In addition to the submissions for Costume (The New King, Parts 1 and 2), Sound Editing and Sound Mixing (The New King, Part 1), and Hairstyling (The Sabbath Queen), there were three submissions in the big categories, one of them for Writing.
Creator and Executive Producer Michael Green has submitted episode 8, “The Sabbath Queen” for consideration and it is certainly an excellent choice.
Though it is sad that Kings will probably not get the Emmy recognition it deserves, that doesn’t mean we can’t exalt the virtues of one of the best hours of drama that has graced our televisions.
“The Sabbath Queen” was a big episode for the series as it featured one revelation after another. Everyone is gathered to celebrate King Silas’ birthday when a scorned brother in law decides to teach the Benjamins a lesson and switches off the power across the city and surrounding region.
The darkness allows for the younger Benjamins to “be who they want” and enjoy a night out of the literal and figurative spotlight with the people they love and are in love with the most. For the princess, it was a chance for her and David to act on their growing love while for the prince, it was a chance to reaffirm his love and get what could be his one and only opportunity to be with the man, yes, man he loves.
The darkness also reveals long kept secrets about Silas’ deal with death and exactly what Queen Rose is capable of. She isn’t just the obedient wife to the ruler of the country.
The episode starts fast and doesn’t let up until the end. Flashbacks are seamlessly intertwined with current events all completing a picture that gives us an understanding to the characters not seen in the previous episodes.
“The Sabbath Queen” is a pivotal episode and a turning point for the story and with the help of the cast and the excellent direction, Michael Green’s writing came to life in what is a gripping and emotional episode.

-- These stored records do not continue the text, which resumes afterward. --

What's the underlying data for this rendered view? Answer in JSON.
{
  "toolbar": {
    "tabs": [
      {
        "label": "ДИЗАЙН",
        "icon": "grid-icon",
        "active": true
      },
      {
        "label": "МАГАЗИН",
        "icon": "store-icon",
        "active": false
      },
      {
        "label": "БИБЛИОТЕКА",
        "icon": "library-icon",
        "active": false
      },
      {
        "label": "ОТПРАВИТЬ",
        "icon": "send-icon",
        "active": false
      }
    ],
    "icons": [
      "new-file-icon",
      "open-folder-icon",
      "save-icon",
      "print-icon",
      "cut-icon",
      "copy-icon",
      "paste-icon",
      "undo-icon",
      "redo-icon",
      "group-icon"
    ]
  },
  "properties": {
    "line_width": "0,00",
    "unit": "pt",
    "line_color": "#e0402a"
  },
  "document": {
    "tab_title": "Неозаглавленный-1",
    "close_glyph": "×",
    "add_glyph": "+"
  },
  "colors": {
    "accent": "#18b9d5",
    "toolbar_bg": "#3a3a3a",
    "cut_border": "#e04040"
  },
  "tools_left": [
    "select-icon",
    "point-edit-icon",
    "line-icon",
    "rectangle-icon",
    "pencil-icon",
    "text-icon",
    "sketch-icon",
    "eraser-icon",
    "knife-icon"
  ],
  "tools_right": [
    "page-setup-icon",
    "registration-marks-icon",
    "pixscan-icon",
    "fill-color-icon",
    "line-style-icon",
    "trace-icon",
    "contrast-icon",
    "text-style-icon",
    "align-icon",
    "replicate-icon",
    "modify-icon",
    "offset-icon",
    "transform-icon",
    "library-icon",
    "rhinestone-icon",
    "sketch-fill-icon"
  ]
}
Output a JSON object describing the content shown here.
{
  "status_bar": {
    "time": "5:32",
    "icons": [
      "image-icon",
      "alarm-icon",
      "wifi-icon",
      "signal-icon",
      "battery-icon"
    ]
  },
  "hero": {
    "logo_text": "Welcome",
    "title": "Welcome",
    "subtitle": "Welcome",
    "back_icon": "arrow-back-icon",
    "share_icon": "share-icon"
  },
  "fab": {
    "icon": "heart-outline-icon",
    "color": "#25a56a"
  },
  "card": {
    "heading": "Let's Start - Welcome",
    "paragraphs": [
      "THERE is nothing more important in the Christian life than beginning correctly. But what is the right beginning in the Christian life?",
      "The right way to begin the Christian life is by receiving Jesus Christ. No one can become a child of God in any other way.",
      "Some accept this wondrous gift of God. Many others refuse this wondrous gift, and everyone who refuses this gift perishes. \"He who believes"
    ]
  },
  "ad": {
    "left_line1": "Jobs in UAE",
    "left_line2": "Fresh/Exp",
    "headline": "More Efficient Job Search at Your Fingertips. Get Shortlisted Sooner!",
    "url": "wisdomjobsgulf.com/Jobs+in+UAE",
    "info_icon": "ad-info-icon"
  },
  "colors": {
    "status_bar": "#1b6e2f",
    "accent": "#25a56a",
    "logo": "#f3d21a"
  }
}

So if you’re out there Emmy voters, Kings may have ended almost a year ago, but this episode easily finds itself among the best and most well-written of the year.
Watch the full episode on Hulu:
Or at NBC.com: